Trans-Tasman Resources Limited’s Iron Sands mining application update
By Robert Makgill, Barrister
Trans-Tasman Resources Limited (TTR) lodged its second application to mine 50 million tonnes of iron sands per annum from the seabed of the South Taranaki Bight with the Environmental Protection Authority (EPA) on 23 August 2016.
TTR’s first application was declined in 2014 with the EPA finding that the application was premature. TTR was put on notice that it should have taken more time to better understand the proposed operation, the receiving environment and engage more constructively with existing interests (including fishing interests).
TTR’s new application ran into legal problems even before the period for making public submissions on the application had ended. This is because TTR made an application under s 158 of the Exclusive Economic Zone and Continental Shelf (Environmental Effects) Act 2012 (EEZ Act) to restrict publication of plume information that had been redacted from the application.
Despite TTR’s plume information having been central to its decision to refuse consent in 2014, the EPA issued a direction on 14 September 2016 restricting the information to submitters who agreed to enter into a confidentiality agreement with TTR.
Talley’s Group Limited (on behalf Fisheries Inshore New Zealand Limited (FINZ) and the other of the commercial fishing interests) joined Kiwis Against Seabed Mining, Greenpeace and Ngati Ruanui in seeking orders to have the EPA’s direction set aside given the importance of the plume information to the application. Ruling against the EPA and TTR, Judge Dwyer found at paragraph  that:
“… we conclude that the crucial nature of the [plume information] in informing the conclusions in the Impact Assessment, when combined with the public’s right to participate effectively in the consent process, outweigh any trade secret or business interest of Trans-Tasman by a considerable margin.”
TTR’s application went to hearing on 16 February 2017 and was due to close on 12 April 2017. Many of the submitters raised concerns that TTR’s application did not include any additional information on the receiving environment or the potential impacts of the proposal on the environment or existing interests. Strong evidential concerns were raised that this applied to the plume information, which the Environment Court had ordered to be made publicly available. Although the submitters’ experts conceded the plume model had been improved, there was inter alia insufficient information provided to validate TTR’s assumptions about its modelling inputs. For many submitters, including FINZ, this felt like “ground hog day” TTR 2014.

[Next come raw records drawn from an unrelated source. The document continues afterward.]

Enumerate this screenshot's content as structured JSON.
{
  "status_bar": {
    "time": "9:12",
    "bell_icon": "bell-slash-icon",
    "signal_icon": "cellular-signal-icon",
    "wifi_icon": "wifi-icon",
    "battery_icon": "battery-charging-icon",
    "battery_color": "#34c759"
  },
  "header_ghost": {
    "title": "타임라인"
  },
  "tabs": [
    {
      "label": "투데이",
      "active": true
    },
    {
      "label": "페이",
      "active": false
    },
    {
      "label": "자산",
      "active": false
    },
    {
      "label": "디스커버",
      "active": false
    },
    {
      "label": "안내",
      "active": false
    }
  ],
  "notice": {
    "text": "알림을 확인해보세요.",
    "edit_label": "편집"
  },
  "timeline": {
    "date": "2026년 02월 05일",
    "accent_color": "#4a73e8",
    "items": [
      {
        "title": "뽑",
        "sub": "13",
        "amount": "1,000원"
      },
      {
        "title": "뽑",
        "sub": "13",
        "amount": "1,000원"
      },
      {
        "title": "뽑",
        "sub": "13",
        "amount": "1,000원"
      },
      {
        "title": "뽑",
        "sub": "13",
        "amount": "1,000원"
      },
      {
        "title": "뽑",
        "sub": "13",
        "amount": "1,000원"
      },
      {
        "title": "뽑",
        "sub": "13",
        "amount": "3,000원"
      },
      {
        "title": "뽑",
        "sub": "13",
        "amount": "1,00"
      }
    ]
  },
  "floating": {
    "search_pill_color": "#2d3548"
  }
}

Two expert plume conferencing sessions indicated that too many assumptions remained in TTR’s modelling for it to reliably predict the extent of the proposed plume. Despite this, the EPA extended the hearing timetable on 22 March to allow TTR to produce further modelling evidence and require the submitters’ experts to address that new evidence. These directions, and others, became the source of considerable procedural argument from the submitters who contended that the additional costs of the process precluded their effective participation in the hearing.
In any event, after the production of considerable evidence by submitters, TTR abandoned reliance on the predictive elements of its plume model in the final days of the hearing. Instead TTR proposed conditions that fixed discharges at “end of pipe”, and restricted sediment concentrations too existing concentrations in the receiving environment. For the fisheries experts, this was all too little, and too late. TTR had not provided any substantive information on how these conditions could be satisfied. Accordingly, the fisheries submitters’ closing submissions delivered on the final day of the hearing, on 25 May 2017, continued to oppose TTR’s second application to mine iron sands in the South Taranaki Bight.
The hearing was formally closed on 31 May 2017, and the EPA has 20 working days within which to make a decision.
To see Closing Submissions for Fisheries Submitters dated 25 May 2017 click here.
To see Kiwis Against Seabed Mining Inc v Environmental Protection Authority  NZENVC 217 (EC). click here.
About the Author: Robert Makgill is an environmental, natural resources, property and public law expert. He was briefed by maritime lawyers (Dawson & Associates), after TTR’s application was publicly notified in August, to represent Fisheries Inshore New Zealand Limited, and a range of commercial fishing interests including Talley’s Group Limited.
He has led numerous property development, infrastructure and natural resource projects through the planning and approval process, and has extensive experience representing clients in relation to legislative and regulatory change at both central and local government levels.